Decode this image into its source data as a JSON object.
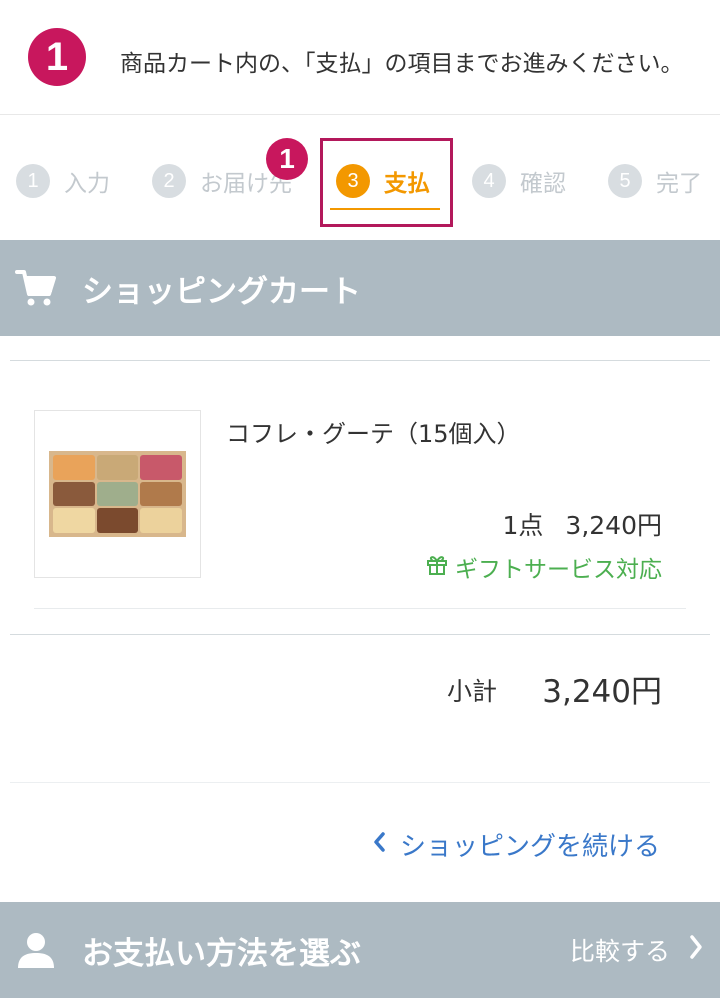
{
  "instruction": {
    "badge": "1",
    "text": "商品カート内の、「支払」の項目までお進みください。"
  },
  "steps": {
    "badge": "1",
    "items": [
      {
        "num": "1",
        "label": "入力"
      },
      {
        "num": "2",
        "label": "お届け先"
      },
      {
        "num": "3",
        "label": "支払"
      },
      {
        "num": "4",
        "label": "確認"
      },
      {
        "num": "5",
        "label": "完了"
      }
    ],
    "active_index": 2
  },
  "cart": {
    "title": "ショッピングカート",
    "icon": "cart-icon",
    "item": {
      "name": "コフレ・グーテ（15個入）",
      "quantity": "1点",
      "price": "3,240円",
      "gift_label": "ギフトサービス対応",
      "gift_icon": "gift-icon"
    },
    "subtotal_label": "小計",
    "subtotal_value": "3,240円",
    "continue_label": "ショッピングを続ける"
  },
  "payment": {
    "title": "お支払い方法を選ぶ",
    "icon": "person-icon",
    "compare_label": "比較する"
  },
  "colors": {
    "accent_pink": "#c8175d",
    "step_active": "#f39800",
    "header_gray": "#adbac2",
    "link_blue": "#3a78c9",
    "gift_green": "#4caf50"
  }
}
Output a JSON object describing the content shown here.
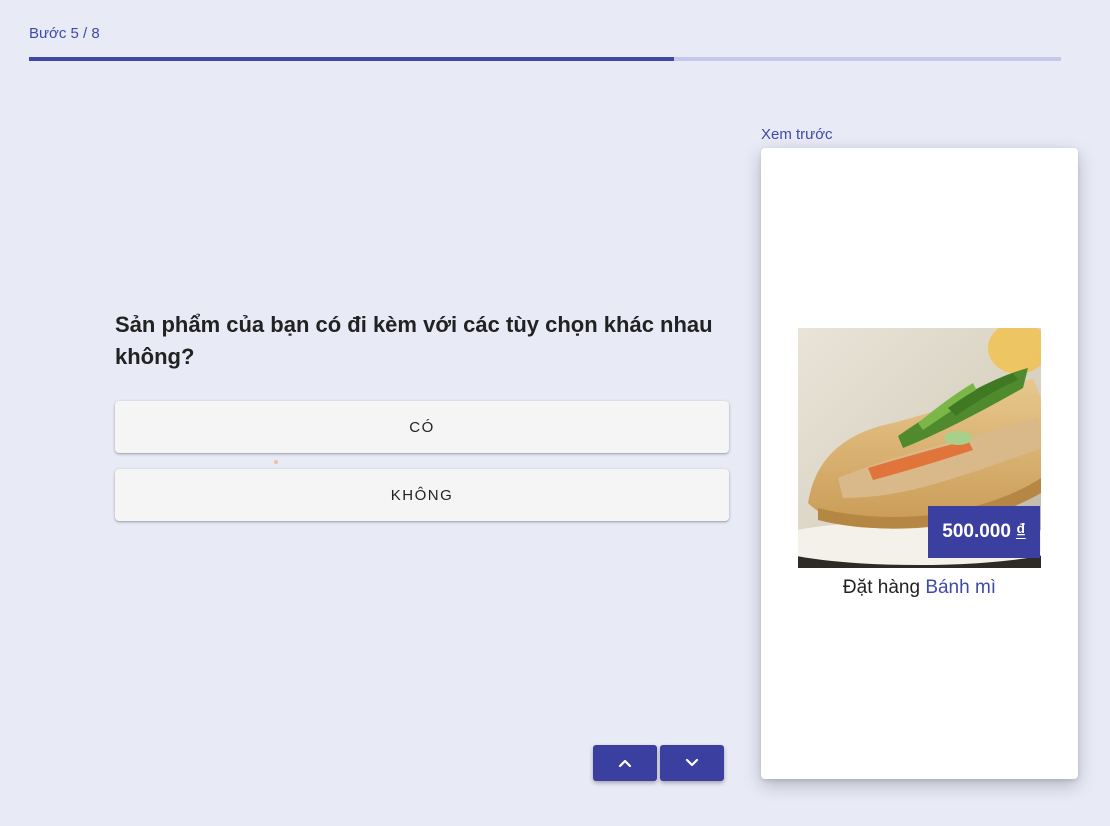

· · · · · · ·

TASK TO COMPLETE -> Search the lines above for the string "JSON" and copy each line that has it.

SOLUTION FOR THIS EXERCISE ->
Decode this image into its source data as a JSON object.
Output a JSON object describing the content shown here.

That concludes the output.